The South Burlington city council surprised outgoing city manager Kevin Dorn at a recent meeting by naming the under-construction senior center after him: the Kevin L. Dorn Senior Center. Some community members were also surprised — and concerned — at the announcement, which came at the end of a council meeting June 21 in a resolution honoring Dorn’s retirement this week.
Councilors took turns reading from the resolution, listing Dorn’s various accomplishments in his eight-year tenure.
“Kevin served as city manager during unprecedented times during the pandemic, ensuring the best possible protection, safety and well-being of employees, making sure all departments were well-resourced to handle the efforts,” read councilor Meaghan Emery from the resolution.
When Helen Riehle announced the name, Dorn covered his mouth in shock. He wiped a finger under one eye before expressing his thanks.
“I’m overwhelmed — I’m simply overwhelmed. The senior center recognition is just, hugely powerful to me. I’m very touched by this, thank you,” Dorn said at the meeting.

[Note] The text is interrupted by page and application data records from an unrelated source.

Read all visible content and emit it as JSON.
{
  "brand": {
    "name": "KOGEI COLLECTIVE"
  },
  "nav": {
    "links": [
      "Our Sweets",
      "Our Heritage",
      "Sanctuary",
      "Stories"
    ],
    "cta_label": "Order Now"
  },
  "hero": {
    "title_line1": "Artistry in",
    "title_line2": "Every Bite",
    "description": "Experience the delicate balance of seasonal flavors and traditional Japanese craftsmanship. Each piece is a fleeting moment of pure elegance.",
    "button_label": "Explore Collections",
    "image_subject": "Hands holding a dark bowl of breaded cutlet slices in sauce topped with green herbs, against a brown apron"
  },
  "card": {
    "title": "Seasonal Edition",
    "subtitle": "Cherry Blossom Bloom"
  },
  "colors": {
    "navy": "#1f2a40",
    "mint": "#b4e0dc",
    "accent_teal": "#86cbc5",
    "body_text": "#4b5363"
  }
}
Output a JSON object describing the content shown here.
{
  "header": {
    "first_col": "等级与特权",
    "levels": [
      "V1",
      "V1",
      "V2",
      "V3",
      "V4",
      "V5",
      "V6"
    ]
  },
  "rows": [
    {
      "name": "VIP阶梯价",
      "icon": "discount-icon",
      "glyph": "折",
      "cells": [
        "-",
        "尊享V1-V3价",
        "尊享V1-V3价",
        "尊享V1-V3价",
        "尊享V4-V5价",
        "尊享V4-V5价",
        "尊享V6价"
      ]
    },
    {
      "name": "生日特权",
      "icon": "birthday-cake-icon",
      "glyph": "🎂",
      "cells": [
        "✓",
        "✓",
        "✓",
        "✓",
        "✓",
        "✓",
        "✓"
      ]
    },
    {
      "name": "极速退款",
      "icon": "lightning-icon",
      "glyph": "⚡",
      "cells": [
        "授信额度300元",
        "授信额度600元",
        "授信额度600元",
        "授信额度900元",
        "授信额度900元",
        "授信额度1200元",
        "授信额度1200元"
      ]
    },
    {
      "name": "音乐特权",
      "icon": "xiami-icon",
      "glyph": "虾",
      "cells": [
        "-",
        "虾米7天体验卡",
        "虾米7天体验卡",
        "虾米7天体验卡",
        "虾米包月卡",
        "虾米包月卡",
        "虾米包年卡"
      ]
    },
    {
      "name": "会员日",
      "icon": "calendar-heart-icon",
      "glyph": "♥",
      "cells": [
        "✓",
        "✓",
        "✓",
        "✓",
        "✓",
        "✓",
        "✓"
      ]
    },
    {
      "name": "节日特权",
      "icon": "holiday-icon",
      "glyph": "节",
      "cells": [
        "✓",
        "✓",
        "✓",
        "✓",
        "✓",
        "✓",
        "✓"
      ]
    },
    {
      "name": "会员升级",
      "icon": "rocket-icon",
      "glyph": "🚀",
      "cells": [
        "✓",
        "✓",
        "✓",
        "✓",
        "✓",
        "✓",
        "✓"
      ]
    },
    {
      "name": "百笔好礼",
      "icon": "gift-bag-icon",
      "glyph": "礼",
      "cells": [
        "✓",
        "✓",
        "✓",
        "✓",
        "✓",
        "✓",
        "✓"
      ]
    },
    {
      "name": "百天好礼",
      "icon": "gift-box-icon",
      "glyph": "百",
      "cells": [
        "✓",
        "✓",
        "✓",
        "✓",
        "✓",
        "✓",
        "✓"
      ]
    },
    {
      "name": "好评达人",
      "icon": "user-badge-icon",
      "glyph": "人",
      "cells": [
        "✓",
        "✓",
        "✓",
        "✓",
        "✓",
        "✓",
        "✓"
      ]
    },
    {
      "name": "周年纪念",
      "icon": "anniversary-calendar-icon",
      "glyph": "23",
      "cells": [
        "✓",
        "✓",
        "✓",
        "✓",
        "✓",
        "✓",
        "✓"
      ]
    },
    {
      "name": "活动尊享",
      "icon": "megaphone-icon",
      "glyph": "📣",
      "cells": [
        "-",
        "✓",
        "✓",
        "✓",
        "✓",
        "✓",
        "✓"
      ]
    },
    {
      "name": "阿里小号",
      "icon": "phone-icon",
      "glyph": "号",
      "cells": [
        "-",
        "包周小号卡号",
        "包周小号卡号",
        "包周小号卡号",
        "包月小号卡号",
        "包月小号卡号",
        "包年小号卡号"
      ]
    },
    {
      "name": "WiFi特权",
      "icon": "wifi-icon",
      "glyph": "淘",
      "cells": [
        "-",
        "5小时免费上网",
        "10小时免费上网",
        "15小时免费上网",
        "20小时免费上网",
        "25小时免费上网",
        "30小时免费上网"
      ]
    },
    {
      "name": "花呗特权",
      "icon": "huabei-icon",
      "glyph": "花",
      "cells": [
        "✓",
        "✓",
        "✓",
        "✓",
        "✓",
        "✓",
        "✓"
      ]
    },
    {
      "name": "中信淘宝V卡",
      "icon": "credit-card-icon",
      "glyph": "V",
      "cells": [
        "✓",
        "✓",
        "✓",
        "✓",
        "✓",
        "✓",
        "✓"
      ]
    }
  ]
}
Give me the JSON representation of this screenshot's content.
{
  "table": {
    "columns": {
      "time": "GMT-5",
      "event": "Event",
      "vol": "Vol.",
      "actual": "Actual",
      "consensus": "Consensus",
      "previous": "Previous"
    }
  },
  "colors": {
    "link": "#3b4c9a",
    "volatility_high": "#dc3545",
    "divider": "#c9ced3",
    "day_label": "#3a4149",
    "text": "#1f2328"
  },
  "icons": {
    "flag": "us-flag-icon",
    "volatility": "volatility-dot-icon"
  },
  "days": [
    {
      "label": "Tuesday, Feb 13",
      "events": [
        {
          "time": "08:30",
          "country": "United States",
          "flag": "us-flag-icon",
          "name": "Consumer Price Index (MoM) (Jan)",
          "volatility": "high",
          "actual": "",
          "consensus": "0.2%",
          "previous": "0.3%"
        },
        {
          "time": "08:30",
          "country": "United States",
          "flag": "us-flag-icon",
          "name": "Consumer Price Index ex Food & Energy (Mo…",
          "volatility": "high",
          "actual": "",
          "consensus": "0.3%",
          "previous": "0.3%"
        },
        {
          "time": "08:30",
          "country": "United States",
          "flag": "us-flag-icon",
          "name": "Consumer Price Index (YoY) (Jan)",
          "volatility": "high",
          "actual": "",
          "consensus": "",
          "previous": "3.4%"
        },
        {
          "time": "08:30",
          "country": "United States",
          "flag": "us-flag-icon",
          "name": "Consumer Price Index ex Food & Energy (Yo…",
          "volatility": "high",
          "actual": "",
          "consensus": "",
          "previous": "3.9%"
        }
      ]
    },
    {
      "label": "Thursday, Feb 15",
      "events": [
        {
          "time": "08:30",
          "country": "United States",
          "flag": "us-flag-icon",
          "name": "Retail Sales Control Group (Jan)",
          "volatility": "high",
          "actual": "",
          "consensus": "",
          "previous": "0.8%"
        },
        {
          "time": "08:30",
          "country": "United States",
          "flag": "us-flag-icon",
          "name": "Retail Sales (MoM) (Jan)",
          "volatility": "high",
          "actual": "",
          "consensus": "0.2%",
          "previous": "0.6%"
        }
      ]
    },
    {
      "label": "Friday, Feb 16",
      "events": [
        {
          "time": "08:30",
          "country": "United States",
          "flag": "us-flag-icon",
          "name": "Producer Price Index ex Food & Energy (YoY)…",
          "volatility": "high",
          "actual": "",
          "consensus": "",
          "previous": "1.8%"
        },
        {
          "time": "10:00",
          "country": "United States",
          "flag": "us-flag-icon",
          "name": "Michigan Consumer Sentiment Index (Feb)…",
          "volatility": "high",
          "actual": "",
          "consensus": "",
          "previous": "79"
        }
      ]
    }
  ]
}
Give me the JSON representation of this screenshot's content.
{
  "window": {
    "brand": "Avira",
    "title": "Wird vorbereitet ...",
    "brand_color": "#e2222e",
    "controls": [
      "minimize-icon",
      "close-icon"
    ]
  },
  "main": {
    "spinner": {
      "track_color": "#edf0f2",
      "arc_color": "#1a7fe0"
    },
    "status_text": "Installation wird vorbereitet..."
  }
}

But in the days following the announcement, some community members expressed “concern,” Riehle said this week. She pointed to the recent publication of an opinion article Dorn wrote and submitted to The Other Paper supporting police officers in schools, as the source of some criticism.
Riehle explained some have “interpreted” Dorn’s op-ed as “racist and mean-spirited.”
In Dorn’s article, published June 17, he argued in favor of keeping police in schools as a way to break down “misconceptions,” which he noted South Burlington school board member Travia Childs’ raised in her comments on why some students of color may feel frightened of school resource officers.
Among those who criticized the op-ed was school board chair Bridget Burkhardt, who called it “an example of white privilege in action,” in an opinion article published in The Other Paper June 24.
Earlier this week, Dorn defended his op-ed as being based off local police data, not national data. “What I was doing in the article ... was to use Dr. Childs’ reference to perception as a jumping off point to talk about the reality of things in South Burlington,” he said. “Some people read into it more than I wrote. But everybody can have an opinion.”
“My intent was not to upset or attack her at all. Very much the opposite,” Dorn said.
Councilors will not walk the senior center name backwards, Riehle added, though some community members have called for the center to be named after the late Jennifer Kochman. A South Burlington resident active in women’s health rights advocacy and as a volunteer on various city committees, Kochman died earlier this month.
Riehle noted that Dorn’s op-ed was “perhaps ... not as artfully said as he would have wanted,” but that she and her fellow councilors “all feel that he deserves that honor. He did a lot to make that library happen and, in particular, he really pushed and convinced the library to give up some space to the senior center.”
The city hopes to honor Kochman’s advocacy and contributions to the community in another way, she added. To switch the name now would be “a little quick” without much thought or input from Kochman’s family, Riehle said.